- [DESCRIPTION OF THE TASK] Locate each line in the records containing "author". Copy it.

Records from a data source
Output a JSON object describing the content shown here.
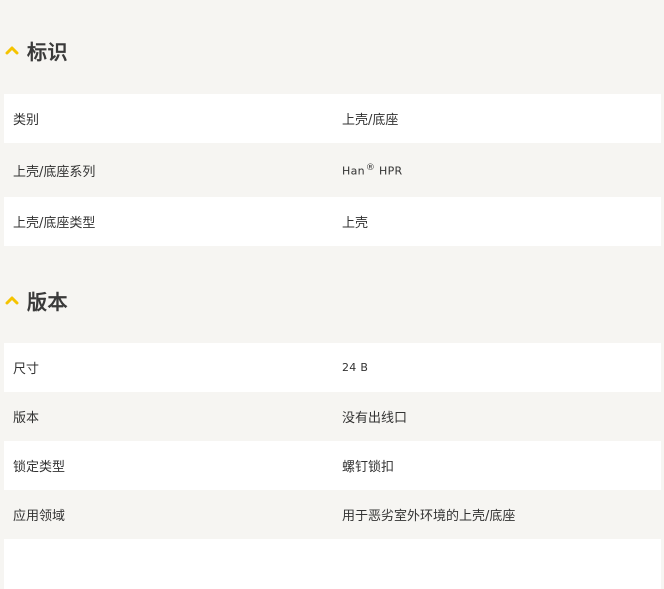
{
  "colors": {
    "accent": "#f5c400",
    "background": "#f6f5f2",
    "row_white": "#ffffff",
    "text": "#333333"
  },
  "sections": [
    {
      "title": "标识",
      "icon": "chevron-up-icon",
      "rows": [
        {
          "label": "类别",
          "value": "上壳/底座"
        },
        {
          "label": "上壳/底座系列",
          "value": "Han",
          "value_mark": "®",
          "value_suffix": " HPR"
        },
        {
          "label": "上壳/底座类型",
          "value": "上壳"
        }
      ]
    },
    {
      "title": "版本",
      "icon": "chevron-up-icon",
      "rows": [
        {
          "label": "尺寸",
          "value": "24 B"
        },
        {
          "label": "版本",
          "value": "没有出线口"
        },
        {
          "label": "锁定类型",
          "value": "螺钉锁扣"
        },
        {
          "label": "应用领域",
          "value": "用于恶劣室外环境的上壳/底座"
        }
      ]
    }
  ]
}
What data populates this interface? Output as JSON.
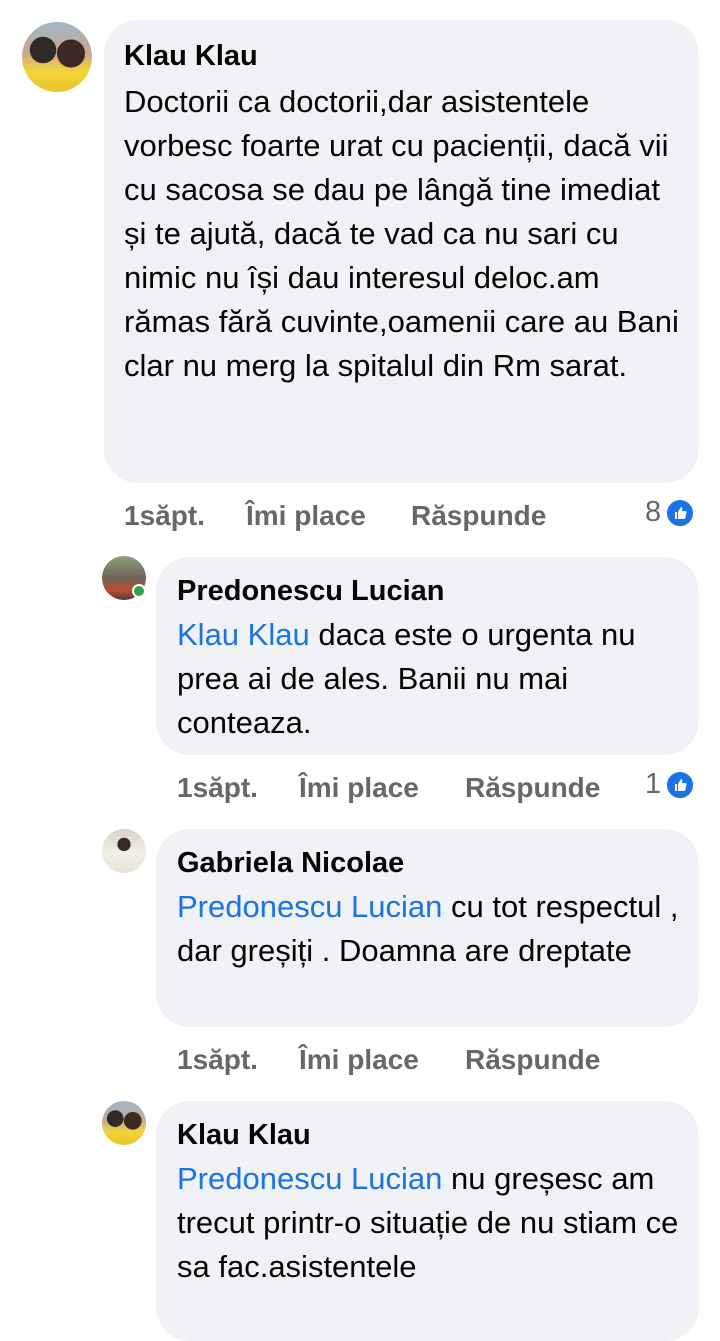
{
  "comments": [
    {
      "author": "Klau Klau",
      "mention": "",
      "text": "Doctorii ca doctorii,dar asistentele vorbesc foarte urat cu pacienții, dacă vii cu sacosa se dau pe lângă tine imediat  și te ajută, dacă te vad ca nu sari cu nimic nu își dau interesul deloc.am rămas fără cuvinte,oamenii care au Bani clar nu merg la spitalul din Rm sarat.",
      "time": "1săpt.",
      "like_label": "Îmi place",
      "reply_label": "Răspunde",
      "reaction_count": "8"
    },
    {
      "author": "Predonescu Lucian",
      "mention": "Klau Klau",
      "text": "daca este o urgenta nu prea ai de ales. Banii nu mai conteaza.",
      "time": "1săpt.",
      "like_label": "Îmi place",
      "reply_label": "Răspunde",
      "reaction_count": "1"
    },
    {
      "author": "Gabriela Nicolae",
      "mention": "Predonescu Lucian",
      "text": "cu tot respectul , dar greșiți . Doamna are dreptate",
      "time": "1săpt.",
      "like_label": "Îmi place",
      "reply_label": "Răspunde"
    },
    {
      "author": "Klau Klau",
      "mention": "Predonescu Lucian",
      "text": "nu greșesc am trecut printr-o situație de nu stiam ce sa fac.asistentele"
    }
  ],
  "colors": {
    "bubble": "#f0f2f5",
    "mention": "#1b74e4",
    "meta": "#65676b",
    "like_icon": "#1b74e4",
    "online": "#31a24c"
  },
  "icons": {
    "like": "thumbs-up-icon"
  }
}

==

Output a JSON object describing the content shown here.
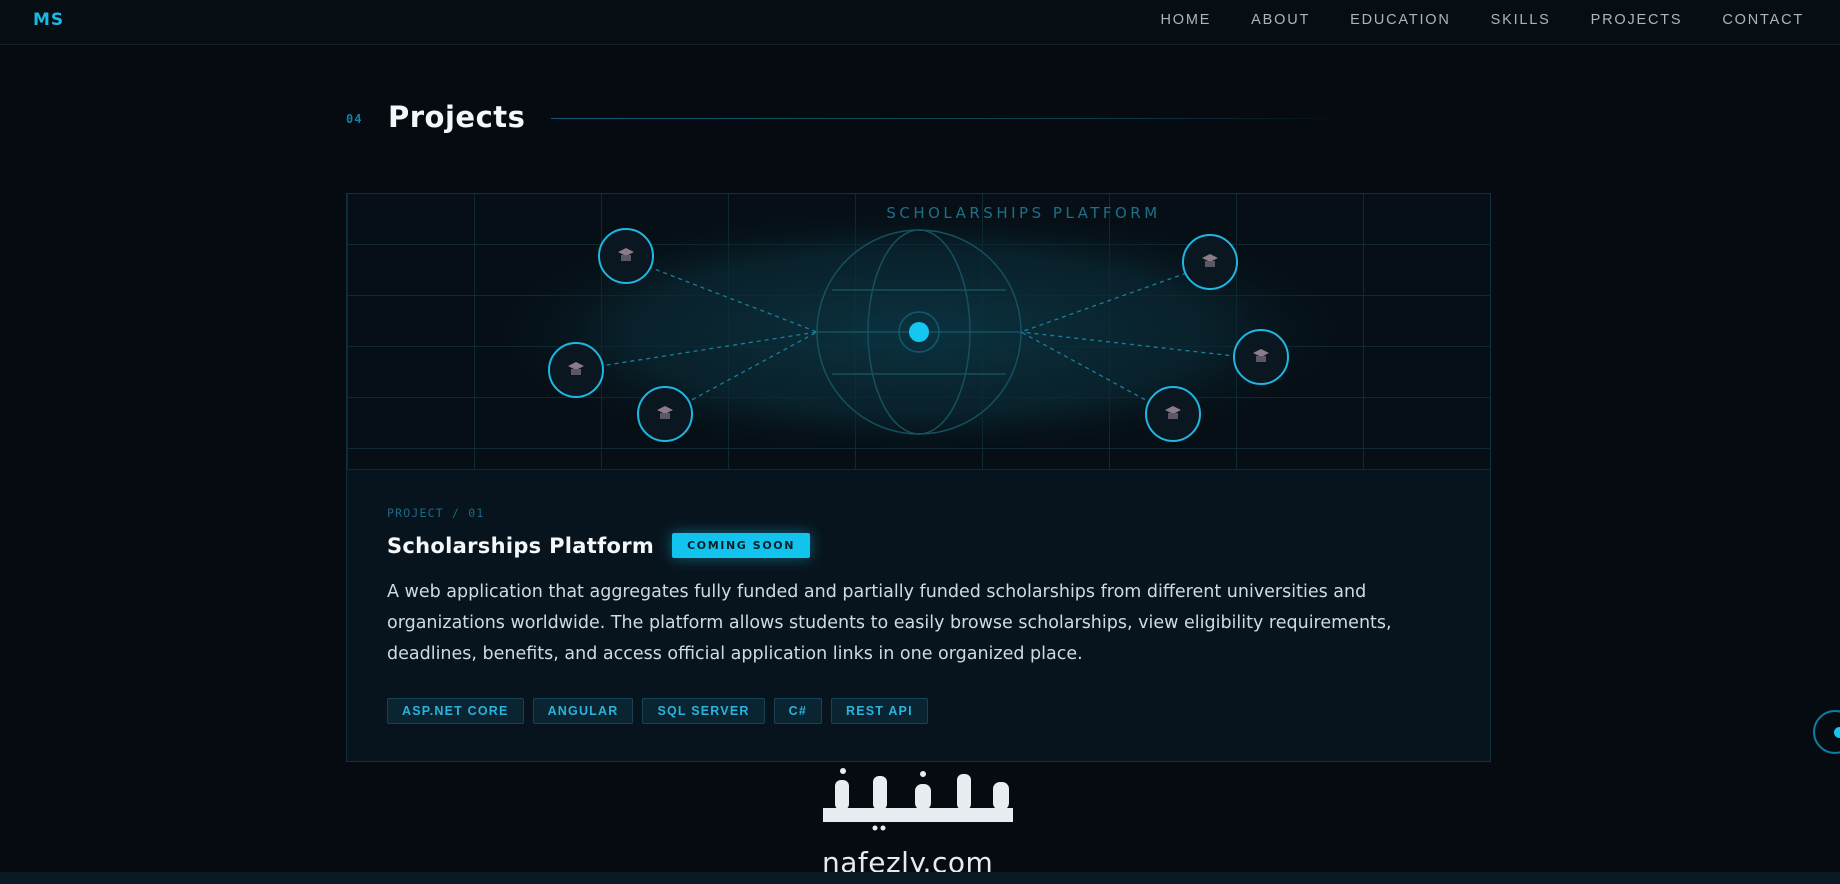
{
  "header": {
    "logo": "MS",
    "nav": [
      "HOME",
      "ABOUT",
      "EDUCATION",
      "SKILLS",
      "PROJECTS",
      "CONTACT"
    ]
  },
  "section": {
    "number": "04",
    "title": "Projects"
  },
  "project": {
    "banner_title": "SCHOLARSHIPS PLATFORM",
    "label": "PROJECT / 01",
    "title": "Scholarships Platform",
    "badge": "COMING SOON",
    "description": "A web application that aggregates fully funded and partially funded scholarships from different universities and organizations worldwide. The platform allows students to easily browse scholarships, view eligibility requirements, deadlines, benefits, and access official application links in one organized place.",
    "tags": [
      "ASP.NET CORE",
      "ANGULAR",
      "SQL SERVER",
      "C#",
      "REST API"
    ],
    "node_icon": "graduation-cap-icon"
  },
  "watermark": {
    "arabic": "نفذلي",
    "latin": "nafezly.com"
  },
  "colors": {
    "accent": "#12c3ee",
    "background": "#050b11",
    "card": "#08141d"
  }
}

- [EXERCISE SOLUTION]
      "author": "Klau Klau",
      "author": "Predonescu Lucian",
      "author": "Gabriela Nicolae",
      "author": "Klau Klau",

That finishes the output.